(Data to process)
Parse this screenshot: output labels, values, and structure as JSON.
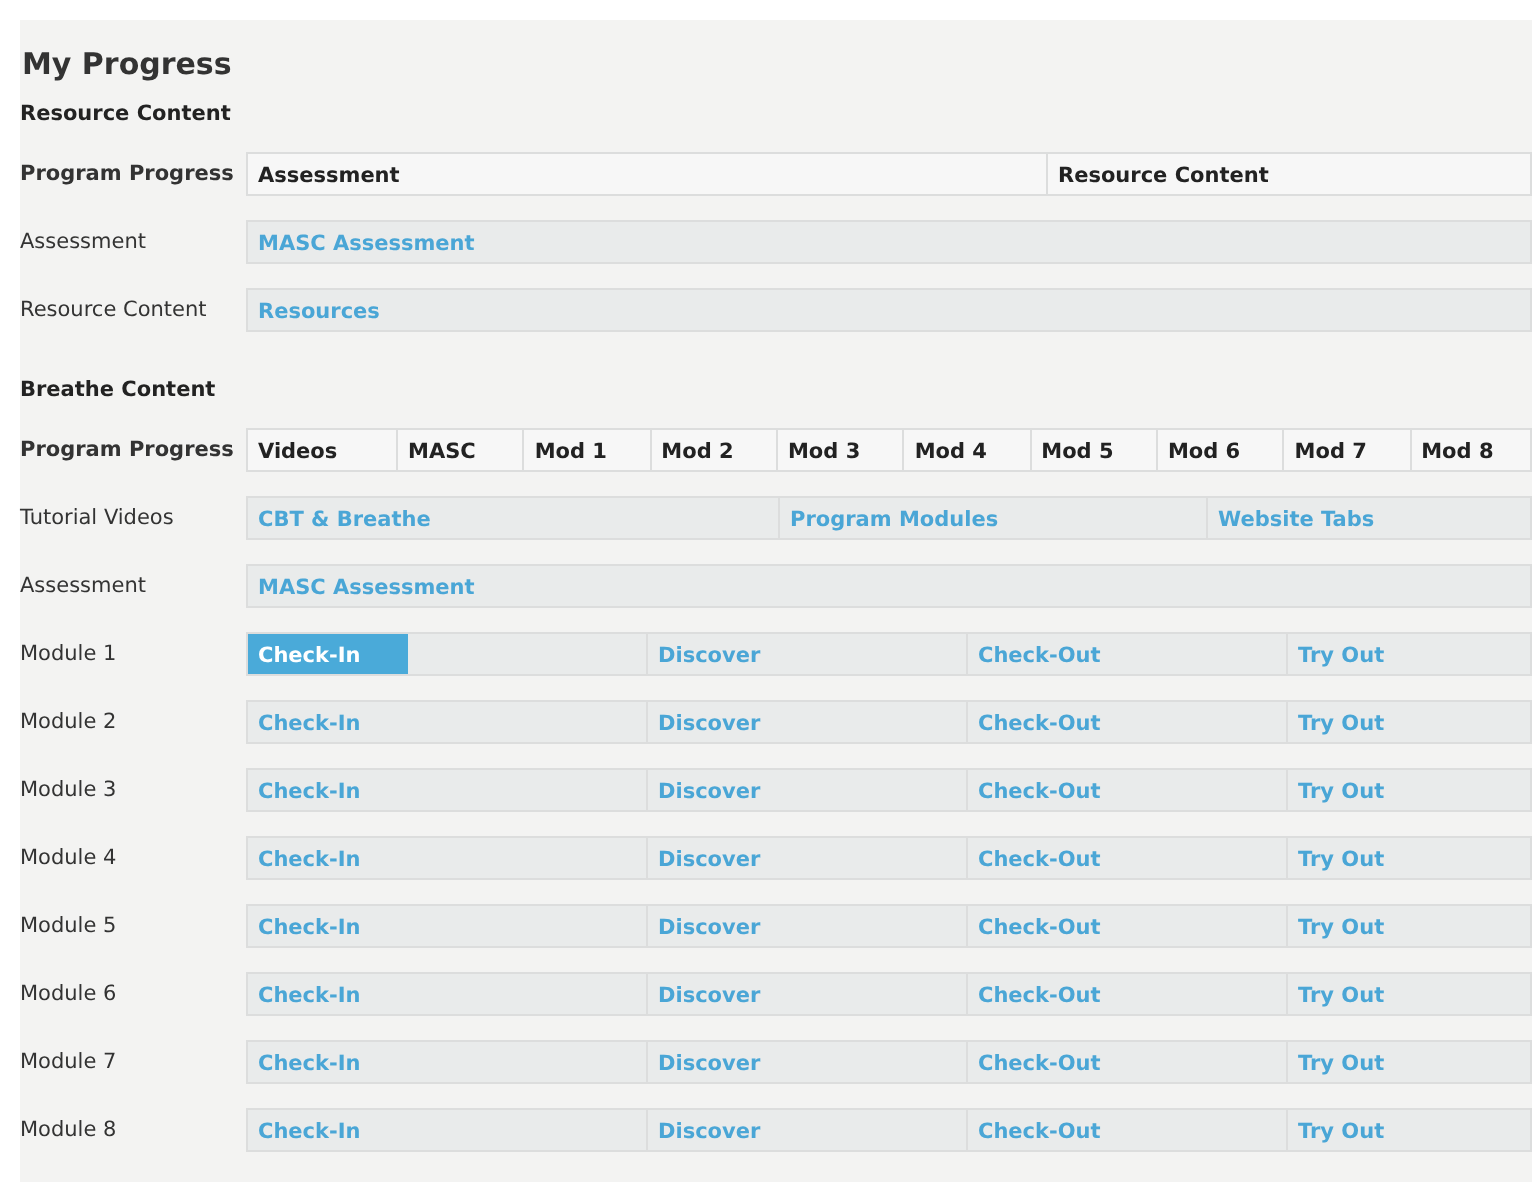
{
  "title": "My Progress",
  "sections": [
    {
      "heading": "Resource Content",
      "progress_header": {
        "label": "Program Progress",
        "headings": [
          "Assessment",
          "Resource Content"
        ]
      },
      "rows": [
        {
          "label": "Assessment",
          "links": [
            {
              "text": "MASC Assessment"
            }
          ]
        },
        {
          "label": "Resource Content",
          "links": [
            {
              "text": "Resources"
            }
          ]
        }
      ]
    },
    {
      "heading": "Breathe Content",
      "progress_header": {
        "label": "Program Progress",
        "headings": [
          "Videos",
          "MASC",
          "Mod 1",
          "Mod 2",
          "Mod 3",
          "Mod 4",
          "Mod 5",
          "Mod 6",
          "Mod 7",
          "Mod 8"
        ]
      },
      "rows": [
        {
          "label": "Tutorial Videos",
          "links": [
            {
              "text": "CBT & Breathe"
            },
            {
              "text": "Program Modules"
            },
            {
              "text": "Website Tabs"
            }
          ]
        },
        {
          "label": "Assessment",
          "links": [
            {
              "text": "MASC Assessment"
            }
          ]
        },
        {
          "label": "Module 1",
          "links": [
            {
              "text": "Check-In",
              "level": 0.4
            },
            {
              "text": "Discover"
            },
            {
              "text": "Check-Out"
            },
            {
              "text": "Try Out"
            }
          ]
        },
        {
          "label": "Module 2",
          "links": [
            {
              "text": "Check-In"
            },
            {
              "text": "Discover"
            },
            {
              "text": "Check-Out"
            },
            {
              "text": "Try Out"
            }
          ]
        },
        {
          "label": "Module 3",
          "links": [
            {
              "text": "Check-In"
            },
            {
              "text": "Discover"
            },
            {
              "text": "Check-Out"
            },
            {
              "text": "Try Out"
            }
          ]
        },
        {
          "label": "Module 4",
          "links": [
            {
              "text": "Check-In"
            },
            {
              "text": "Discover"
            },
            {
              "text": "Check-Out"
            },
            {
              "text": "Try Out"
            }
          ]
        },
        {
          "label": "Module 5",
          "links": [
            {
              "text": "Check-In"
            },
            {
              "text": "Discover"
            },
            {
              "text": "Check-Out"
            },
            {
              "text": "Try Out"
            }
          ]
        },
        {
          "label": "Module 6",
          "links": [
            {
              "text": "Check-In"
            },
            {
              "text": "Discover"
            },
            {
              "text": "Check-Out"
            },
            {
              "text": "Try Out"
            }
          ]
        },
        {
          "label": "Module 7",
          "links": [
            {
              "text": "Check-In"
            },
            {
              "text": "Discover"
            },
            {
              "text": "Check-Out"
            },
            {
              "text": "Try Out"
            }
          ]
        },
        {
          "label": "Module 8",
          "links": [
            {
              "text": "Check-In"
            },
            {
              "text": "Discover"
            },
            {
              "text": "Check-Out"
            },
            {
              "text": "Try Out"
            }
          ]
        }
      ]
    }
  ]
}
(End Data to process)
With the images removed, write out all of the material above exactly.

● **Finished exercise**:
Parse this screenshot: output labels, values, and structure as JSON.
{
  "title": "My Progress",
  "sections": [
    {
      "heading": "Resource Content",
      "progress_header": {
        "label": "Program Progress",
        "headings": [
          "Assessment",
          "Resource Content"
        ]
      },
      "rows": [
        {
          "label": "Assessment",
          "links": [
            {
              "text": "MASC Assessment"
            }
          ]
        },
        {
          "label": "Resource Content",
          "links": [
            {
              "text": "Resources"
            }
          ]
        }
      ]
    },
    {
      "heading": "Breathe Content",
      "progress_header": {
        "label": "Program Progress",
        "headings": [
          "Videos",
          "MASC",
          "Mod 1",
          "Mod 2",
          "Mod 3",
          "Mod 4",
          "Mod 5",
          "Mod 6",
          "Mod 7",
          "Mod 8"
        ]
      },
      "rows": [
        {
          "label": "Tutorial Videos",
          "links": [
            {
              "text": "CBT & Breathe"
            },
            {
              "text": "Program Modules"
            },
            {
              "text": "Website Tabs"
            }
          ]
        },
        {
          "label": "Assessment",
          "links": [
            {
              "text": "MASC Assessment"
            }
          ]
        },
        {
          "label": "Module 1",
          "links": [
            {
              "text": "Check-In",
              "level": 0.4
            },
            {
              "text": "Discover"
            },
            {
              "text": "Check-Out"
            },
            {
              "text": "Try Out"
            }
          ]
        },
        {
          "label": "Module 2",
          "links": [
            {
              "text": "Check-In"
            },
            {
              "text": "Discover"
            },
            {
              "text": "Check-Out"
            },
            {
              "text": "Try Out"
            }
          ]
        },
        {
          "label": "Module 3",
          "links": [
            {
              "text": "Check-In"
            },
            {
              "text": "Discover"
            },
            {
              "text": "Check-Out"
            },
            {
              "text": "Try Out"
            }
          ]
        },
        {
          "label": "Module 4",
          "links": [
            {
              "text": "Check-In"
            },
            {
              "text": "Discover"
            },
            {
              "text": "Check-Out"
            },
            {
              "text": "Try Out"
            }
          ]
        },
        {
          "label": "Module 5",
          "links": [
            {
              "text": "Check-In"
            },
            {
              "text": "Discover"
            },
            {
              "text": "Check-Out"
            },
            {
              "text": "Try Out"
            }
          ]
        },
        {
          "label": "Module 6",
          "links": [
            {
              "text": "Check-In"
            },
            {
              "text": "Discover"
            },
            {
              "text": "Check-Out"
            },
            {
              "text": "Try Out"
            }
          ]
        },
        {
          "label": "Module 7",
          "links": [
            {
              "text": "Check-In"
            },
            {
              "text": "Discover"
            },
            {
              "text": "Check-Out"
            },
            {
              "text": "Try Out"
            }
          ]
        },
        {
          "label": "Module 8",
          "links": [
            {
              "text": "Check-In"
            },
            {
              "text": "Discover"
            },
            {
              "text": "Check-Out"
            },
            {
              "text": "Try Out"
            }
          ]
        }
      ]
    }
  ]
}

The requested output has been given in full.